Lennox Lewis: “I’d have to say even before I turned professional. He was like a whirlwind, knocking everyone out. At that point, he was at his best. I think the environment affected him. Coming from nothing to suddenly having millions, and having everybody adoring him…you know, I’m an analyst. I analyze everything. Even his relationship with Robin Givens helped me. She helped a lot of athletes. It showed there was those types of woman out there, watch out. Playin’ the game, it’s only one thing they want. That’s all I want to say about that. But Emanuel Steward said Tyson was going to be my easiest fight. I was like, Really? I never let myself think that until after the fight.”

Question: Who are some of your famous fans? Who have you met that admires you?

Lennox Lewis: “It’s like this: I was over at the Cannes Film Festival one year. We were walking in from the beach, on an elevator. Robert Goulet comes over, Hey, Lennox Lewis, how you doing? I’m like starstruck. I had just watched him in a movie the other day. Puff Daddy – I remember they asked him who he picked in the fight with Tyson. He says, I’m going with Tyson because he’s from New York. I say to myself, That’s why you’re pickin’ Tyson?! Because he’s from New York?! Not on styles?! I saw him later. So I asked him, Who’s gonna win? He says, Tyson’s my man. I know you got better skills but Tyson’s my man.”

“Another time I see Spike Lee. I’m thinking, Maybe we can get together, maybe he can put me in a movie of his. Then all of the sudden I see Spike Lee running through the crowd, like jumping over tables – to get over to shake Mike Tyson’s hand. I’m like, There goes my part in the movie!”

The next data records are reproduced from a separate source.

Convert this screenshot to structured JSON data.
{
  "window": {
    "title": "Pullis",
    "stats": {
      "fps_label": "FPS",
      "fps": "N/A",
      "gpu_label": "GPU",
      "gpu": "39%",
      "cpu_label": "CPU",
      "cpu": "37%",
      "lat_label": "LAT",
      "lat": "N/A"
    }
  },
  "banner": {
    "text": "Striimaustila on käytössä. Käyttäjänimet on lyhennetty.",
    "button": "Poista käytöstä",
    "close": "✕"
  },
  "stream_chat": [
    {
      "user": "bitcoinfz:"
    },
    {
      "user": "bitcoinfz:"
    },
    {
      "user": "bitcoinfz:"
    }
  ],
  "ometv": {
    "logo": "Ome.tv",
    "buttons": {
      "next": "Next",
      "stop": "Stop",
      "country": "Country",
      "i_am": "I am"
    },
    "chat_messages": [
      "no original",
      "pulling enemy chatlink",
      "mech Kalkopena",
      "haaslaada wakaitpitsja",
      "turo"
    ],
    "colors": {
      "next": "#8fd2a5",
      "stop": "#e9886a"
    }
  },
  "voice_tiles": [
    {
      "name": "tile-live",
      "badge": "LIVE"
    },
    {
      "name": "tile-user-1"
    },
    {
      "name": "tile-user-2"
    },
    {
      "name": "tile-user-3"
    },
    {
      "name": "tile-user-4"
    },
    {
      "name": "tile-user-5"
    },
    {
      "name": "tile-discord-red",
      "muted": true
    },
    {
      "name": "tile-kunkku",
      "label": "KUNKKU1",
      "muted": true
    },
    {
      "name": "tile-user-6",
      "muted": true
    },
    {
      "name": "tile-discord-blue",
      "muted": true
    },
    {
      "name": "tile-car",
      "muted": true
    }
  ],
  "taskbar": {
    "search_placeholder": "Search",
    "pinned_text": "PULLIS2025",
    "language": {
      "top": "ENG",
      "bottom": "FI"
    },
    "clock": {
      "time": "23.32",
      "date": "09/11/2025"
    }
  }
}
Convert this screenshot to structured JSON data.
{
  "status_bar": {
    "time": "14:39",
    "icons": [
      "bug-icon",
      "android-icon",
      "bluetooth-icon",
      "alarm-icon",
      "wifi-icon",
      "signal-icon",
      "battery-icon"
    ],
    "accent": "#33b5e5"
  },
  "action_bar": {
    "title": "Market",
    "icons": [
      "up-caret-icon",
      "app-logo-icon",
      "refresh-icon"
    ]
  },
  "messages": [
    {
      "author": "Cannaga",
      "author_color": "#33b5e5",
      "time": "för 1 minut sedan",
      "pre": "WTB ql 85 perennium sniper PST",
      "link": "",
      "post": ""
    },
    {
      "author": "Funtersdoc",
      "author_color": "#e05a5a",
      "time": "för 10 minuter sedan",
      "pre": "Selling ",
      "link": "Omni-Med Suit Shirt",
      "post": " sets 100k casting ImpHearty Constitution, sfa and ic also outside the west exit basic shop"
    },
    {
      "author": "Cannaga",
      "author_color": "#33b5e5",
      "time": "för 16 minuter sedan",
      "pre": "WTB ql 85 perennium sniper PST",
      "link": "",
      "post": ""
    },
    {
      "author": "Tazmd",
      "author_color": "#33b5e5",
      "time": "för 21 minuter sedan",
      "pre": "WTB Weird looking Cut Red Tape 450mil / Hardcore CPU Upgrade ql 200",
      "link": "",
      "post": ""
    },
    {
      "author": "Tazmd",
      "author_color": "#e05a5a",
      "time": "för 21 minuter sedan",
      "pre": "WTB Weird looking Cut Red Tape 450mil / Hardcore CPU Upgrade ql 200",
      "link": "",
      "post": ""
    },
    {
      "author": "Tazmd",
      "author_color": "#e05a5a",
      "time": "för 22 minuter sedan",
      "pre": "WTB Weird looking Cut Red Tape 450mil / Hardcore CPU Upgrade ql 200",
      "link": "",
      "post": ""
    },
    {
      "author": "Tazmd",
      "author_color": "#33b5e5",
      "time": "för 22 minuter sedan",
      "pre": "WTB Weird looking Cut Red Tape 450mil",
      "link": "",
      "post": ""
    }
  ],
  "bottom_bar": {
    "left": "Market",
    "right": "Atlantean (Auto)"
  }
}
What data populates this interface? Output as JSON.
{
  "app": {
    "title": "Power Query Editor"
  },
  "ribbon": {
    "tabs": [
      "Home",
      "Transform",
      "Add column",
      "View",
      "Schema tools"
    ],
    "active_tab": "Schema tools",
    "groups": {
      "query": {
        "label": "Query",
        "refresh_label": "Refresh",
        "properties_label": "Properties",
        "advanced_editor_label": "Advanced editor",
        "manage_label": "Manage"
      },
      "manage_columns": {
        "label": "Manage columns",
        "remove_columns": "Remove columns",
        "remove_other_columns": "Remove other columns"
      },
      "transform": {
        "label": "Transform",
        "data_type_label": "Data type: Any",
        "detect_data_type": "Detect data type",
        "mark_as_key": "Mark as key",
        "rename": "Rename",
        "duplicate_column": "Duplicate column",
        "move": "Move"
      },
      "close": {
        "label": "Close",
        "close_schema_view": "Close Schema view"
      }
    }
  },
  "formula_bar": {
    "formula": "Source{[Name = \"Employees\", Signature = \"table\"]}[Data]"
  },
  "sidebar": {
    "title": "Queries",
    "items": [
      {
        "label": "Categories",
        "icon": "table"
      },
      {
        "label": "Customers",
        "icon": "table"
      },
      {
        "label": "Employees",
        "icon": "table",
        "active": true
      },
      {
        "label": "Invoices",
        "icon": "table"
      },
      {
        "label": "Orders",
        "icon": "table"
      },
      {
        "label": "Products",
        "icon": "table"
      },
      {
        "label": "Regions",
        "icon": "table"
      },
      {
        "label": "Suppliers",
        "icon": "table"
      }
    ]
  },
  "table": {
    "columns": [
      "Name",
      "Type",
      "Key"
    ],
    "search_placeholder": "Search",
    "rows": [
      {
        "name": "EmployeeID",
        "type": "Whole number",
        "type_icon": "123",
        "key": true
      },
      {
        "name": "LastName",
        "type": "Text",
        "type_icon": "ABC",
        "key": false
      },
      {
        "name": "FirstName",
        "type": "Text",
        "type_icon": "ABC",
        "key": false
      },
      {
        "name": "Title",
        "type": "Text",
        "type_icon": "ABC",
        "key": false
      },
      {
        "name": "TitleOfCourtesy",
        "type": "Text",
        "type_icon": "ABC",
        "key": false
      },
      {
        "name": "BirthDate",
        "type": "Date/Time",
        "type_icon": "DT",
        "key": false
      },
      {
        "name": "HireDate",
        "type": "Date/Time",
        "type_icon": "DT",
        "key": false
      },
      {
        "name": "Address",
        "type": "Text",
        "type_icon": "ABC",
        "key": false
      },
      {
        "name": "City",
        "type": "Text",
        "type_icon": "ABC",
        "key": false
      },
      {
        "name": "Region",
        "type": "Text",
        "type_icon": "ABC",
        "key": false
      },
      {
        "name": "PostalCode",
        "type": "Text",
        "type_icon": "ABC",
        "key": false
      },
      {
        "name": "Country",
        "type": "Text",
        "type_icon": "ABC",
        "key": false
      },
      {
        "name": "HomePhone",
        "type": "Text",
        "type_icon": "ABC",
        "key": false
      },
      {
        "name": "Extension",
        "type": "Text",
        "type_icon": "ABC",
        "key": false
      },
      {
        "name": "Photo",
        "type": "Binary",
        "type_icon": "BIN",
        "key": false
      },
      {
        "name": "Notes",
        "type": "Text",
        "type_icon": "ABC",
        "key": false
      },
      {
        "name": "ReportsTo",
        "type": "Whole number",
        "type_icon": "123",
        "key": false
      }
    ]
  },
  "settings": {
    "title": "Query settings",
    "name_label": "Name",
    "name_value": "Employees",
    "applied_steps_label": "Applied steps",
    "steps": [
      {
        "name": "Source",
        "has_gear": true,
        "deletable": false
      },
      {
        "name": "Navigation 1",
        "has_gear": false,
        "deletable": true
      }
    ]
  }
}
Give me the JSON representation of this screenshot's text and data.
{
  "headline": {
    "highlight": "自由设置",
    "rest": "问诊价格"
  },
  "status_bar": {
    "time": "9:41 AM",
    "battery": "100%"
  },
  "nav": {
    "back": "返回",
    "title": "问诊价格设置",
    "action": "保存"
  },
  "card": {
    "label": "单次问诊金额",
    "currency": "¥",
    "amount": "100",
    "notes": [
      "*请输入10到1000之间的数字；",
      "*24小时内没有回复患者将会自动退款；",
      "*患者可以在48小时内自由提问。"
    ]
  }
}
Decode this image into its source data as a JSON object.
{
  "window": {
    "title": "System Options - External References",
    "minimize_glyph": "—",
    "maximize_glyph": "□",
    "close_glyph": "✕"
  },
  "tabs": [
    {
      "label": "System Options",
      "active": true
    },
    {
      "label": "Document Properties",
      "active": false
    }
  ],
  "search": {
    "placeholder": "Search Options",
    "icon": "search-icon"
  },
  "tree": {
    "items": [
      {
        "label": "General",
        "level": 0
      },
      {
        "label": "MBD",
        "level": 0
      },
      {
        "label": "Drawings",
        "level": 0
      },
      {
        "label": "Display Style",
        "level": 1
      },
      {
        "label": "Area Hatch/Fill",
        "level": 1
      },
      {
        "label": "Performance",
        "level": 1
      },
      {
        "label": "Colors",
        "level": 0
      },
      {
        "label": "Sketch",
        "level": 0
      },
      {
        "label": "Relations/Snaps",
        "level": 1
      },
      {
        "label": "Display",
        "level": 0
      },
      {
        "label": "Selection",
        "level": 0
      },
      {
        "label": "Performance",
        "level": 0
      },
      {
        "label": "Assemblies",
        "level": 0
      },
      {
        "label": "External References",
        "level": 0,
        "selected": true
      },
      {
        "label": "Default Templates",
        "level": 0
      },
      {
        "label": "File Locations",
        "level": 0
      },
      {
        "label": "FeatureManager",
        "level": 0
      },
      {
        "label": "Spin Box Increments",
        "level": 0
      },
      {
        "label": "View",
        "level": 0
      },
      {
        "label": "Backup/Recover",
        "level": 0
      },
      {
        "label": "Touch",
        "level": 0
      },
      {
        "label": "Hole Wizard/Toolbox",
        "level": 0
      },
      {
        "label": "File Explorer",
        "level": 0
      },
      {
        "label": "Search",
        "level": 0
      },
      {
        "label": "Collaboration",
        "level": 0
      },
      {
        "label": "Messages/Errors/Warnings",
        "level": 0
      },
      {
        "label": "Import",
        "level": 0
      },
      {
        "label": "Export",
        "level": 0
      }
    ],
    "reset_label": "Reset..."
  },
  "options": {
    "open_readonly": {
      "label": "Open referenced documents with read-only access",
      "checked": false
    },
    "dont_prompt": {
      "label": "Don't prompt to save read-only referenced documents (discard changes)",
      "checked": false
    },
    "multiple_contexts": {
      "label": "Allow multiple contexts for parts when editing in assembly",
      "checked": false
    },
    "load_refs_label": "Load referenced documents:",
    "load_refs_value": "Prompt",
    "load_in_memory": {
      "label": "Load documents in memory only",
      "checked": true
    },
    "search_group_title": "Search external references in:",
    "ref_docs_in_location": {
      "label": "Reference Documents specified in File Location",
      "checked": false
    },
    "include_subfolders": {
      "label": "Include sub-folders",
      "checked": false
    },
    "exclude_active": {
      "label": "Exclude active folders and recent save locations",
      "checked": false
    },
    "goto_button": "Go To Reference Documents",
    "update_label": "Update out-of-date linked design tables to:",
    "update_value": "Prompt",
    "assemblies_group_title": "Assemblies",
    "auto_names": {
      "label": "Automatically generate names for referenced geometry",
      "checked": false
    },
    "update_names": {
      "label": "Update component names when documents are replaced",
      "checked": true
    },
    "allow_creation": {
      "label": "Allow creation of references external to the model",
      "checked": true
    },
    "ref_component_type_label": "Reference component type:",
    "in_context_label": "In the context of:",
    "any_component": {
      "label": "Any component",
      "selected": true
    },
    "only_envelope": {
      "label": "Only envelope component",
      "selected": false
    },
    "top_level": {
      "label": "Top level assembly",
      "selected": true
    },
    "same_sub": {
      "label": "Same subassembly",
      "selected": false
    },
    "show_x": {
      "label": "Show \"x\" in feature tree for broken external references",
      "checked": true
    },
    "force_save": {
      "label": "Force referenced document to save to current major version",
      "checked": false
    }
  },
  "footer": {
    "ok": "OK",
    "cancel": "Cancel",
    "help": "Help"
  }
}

“But I come across famous people all the time. It’s the respect factor I appreciate. They respect me, they respect what I’ve achieved and the manner I’ve done it. It’s street credibility. They know where I’m coming from, they know my reputation.”